Exercise instructions: All of the data, except its images, should be set down exactly as it appears.

++++

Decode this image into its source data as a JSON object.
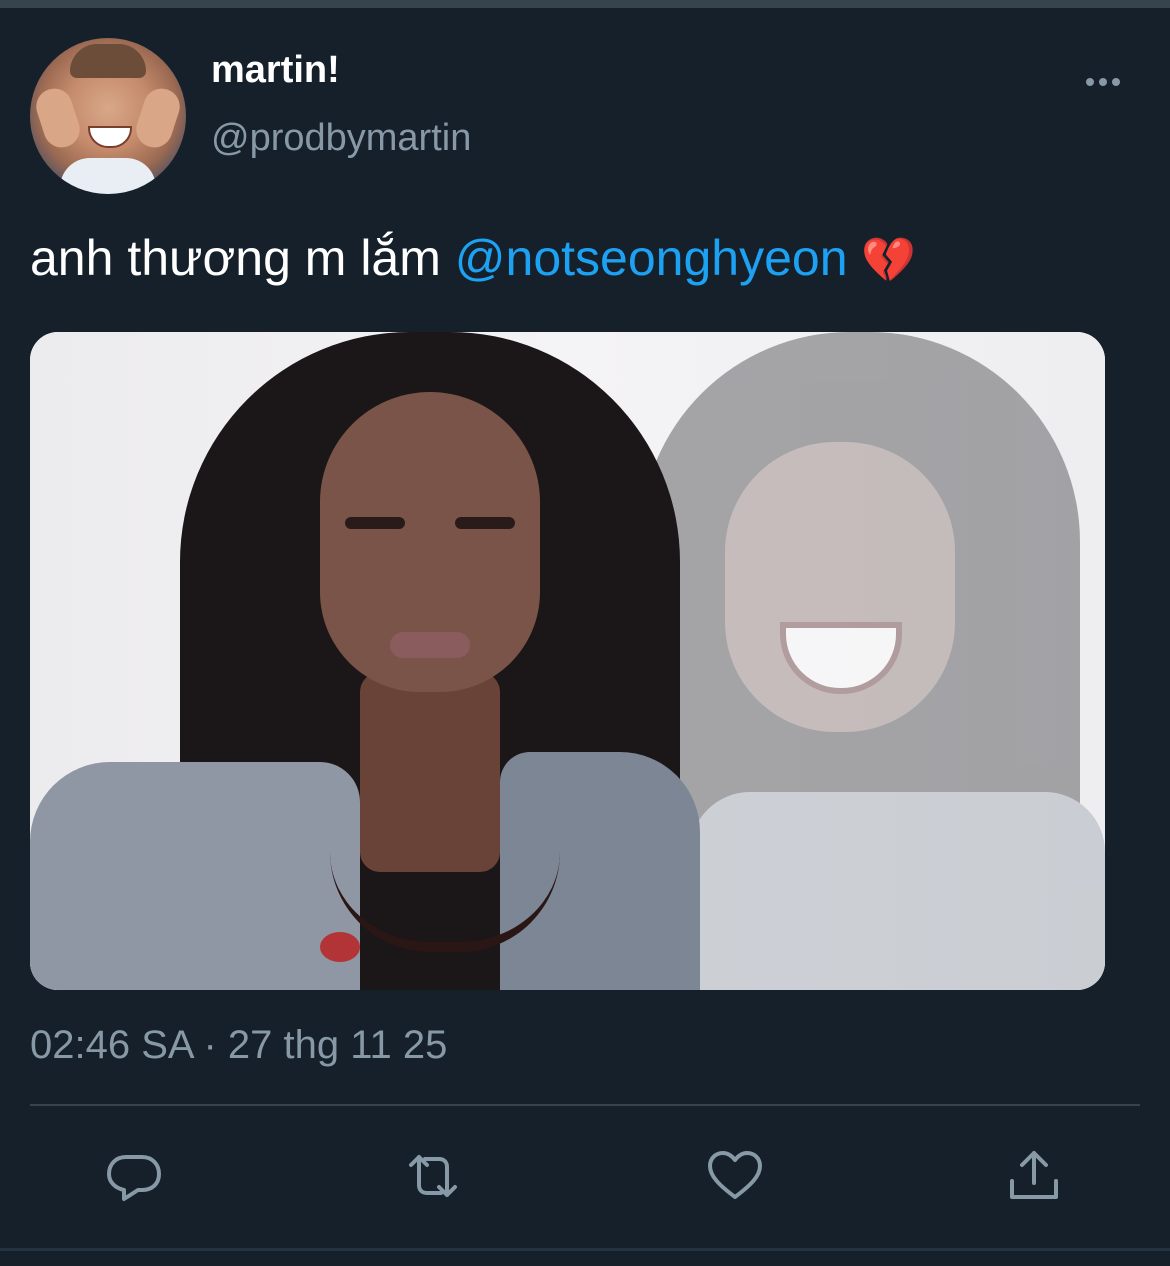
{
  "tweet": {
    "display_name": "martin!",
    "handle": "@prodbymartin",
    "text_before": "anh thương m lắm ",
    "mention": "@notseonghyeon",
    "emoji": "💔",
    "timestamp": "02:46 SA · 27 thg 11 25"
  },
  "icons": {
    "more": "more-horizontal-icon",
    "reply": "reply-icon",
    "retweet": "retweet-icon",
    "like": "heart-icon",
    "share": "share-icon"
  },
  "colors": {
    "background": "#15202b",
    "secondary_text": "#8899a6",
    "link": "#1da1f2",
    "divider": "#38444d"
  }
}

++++

Reply to the task:
Decode this image into its source data as a JSON object.
{
  "tweet": {
    "display_name": "martin!",
    "handle": "@prodbymartin",
    "text_before": "anh thương m lắm ",
    "mention": "@notseonghyeon",
    "emoji": "💔",
    "timestamp": "02:46 SA · 27 thg 11 25"
  },
  "icons": {
    "more": "more-horizontal-icon",
    "reply": "reply-icon",
    "retweet": "retweet-icon",
    "like": "heart-icon",
    "share": "share-icon"
  },
  "colors": {
    "background": "#15202b",
    "secondary_text": "#8899a6",
    "link": "#1da1f2",
    "divider": "#38444d"
  }
}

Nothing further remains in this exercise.